Diocese in the republic of Haiti, suffragan to Port-au-Prince. The actual ecclesiastical province of Port-au-Prince (the archdiocese and the four suffragan dioceses of Cap Haïtien, Gonaives, Cayes, and Port-de-Paix) dates only from the reorganization following upon the Concordat of 1860 between Pope Pius IX and the Republic of Haiti ; but the Faith was planted in this part of Santo Domingo towards the end of fifteenth century, and despite the many political and social vicissitudes of the island has never been quite extinguished there. The jurisdiction of Bishop of Cayes (Monseigneur Jean-Marie-Alexandre Morice, elected 4 March, 1893) extends over the whole civil Department of the South (Werner, Orb.Terr.Cath., Freiburg 1890) and his episcopal see is at Cayes (commonly spoken of as Aux Cayes ), a seaport in the extreme south-western part of the island. This diocese is divided into 25 parishes containing altogether a population of 500,000, almost without exception Catholics by profession.
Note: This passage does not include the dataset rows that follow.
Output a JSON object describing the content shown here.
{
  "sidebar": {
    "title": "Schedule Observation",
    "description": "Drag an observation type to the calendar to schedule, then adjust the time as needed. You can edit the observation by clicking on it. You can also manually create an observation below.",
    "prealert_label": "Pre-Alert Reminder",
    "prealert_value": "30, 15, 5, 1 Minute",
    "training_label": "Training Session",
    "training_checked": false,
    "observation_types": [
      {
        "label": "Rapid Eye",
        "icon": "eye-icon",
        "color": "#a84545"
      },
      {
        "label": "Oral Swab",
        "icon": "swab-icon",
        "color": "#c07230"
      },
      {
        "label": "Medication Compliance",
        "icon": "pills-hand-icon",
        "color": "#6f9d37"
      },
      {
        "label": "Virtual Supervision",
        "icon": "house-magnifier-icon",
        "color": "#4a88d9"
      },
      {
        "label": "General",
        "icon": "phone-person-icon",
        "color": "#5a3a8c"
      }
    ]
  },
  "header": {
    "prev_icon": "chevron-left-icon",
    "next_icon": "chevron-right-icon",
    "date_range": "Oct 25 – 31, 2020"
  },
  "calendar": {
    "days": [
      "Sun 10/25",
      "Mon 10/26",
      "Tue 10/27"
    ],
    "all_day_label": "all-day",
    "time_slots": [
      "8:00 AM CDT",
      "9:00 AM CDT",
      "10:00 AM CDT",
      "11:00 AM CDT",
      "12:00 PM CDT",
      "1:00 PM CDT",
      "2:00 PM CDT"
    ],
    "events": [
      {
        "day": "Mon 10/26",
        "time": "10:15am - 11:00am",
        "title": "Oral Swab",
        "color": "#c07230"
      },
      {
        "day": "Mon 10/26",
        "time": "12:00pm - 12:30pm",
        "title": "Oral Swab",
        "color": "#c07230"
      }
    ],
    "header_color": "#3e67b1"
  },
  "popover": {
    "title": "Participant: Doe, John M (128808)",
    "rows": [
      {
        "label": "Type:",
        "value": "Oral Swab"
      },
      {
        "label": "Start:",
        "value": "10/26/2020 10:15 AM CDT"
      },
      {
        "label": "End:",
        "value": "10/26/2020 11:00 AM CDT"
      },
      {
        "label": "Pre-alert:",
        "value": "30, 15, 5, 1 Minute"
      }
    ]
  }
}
According to the "Annuaire pontifical" for 1907, there were 95 churches or chapels in the diocese, with 35 secular priests.
The Catholic progress of Cayes since the first settlement of Santo Domingo , as well as the educational, racial, and economic conditions and development of the district, have been substantially the same as in the northern diocese of Haiti. (See Cap Haïtien.)
More Catholic Encyclopedia
Browse Encyclopedia by Alphabet
The Catholic Encyclopedia is the most comprehensive resource on Catholic teaching, history, and information ever gathered in all of human history. This easy-to-search online version was originally printed in fifteen hardcopy volumes.
Designed to present its readers with the full body of Catholic teaching, the Encyclopedia contains not only precise statements of what the Church has defined, but also an impartial record of different views of acknowledged authority on all disputed questions, national, political or factional. In the determination of the truth the most recent and acknowledged scientific methods are employed, and the results of the latest research in theology, philosophy, history, apologetics, archaeology, and other sciences are given careful consideration.
No one who is interested in human history, past and present, can ignore the Catholic Church, either as an institution which has been the central figure in the civilized world for nearly two thousand years, decisively affecting its destinies, religious, literary, scientific, social and political, or as an existing power whose influence and activity extend to every part of the globe. In the past century the Church has grown both extensively and intensively among English-speaking peoples. Their living interests demand that they should have the means of informing themselves about this vast institution, which, whether they are Catholics or not, affects their fortunes and their destiny.
Browse the Catholic Encyclopedia by Topic
Copyright © Catholic Encyclopedia. Robert Appleton Company New York, NY. Volume 1: 1907; Volume 2: 1907; Volume 3: 1908; Volume 4: 1908; Volume 5: 1909; Volume 6: 1909; Volume 7: 1910; Volume 8: 1910; Volume 9: 1910; Volume 10: 1911; Volume 11: - 1911; Volume 12: - 1911; Volume 13: - 1912; Volume 14: 1912; Volume 15: 1912
Catholic Online Catholic Encyclopedia Digital version Compiled and Copyright © Catholic Online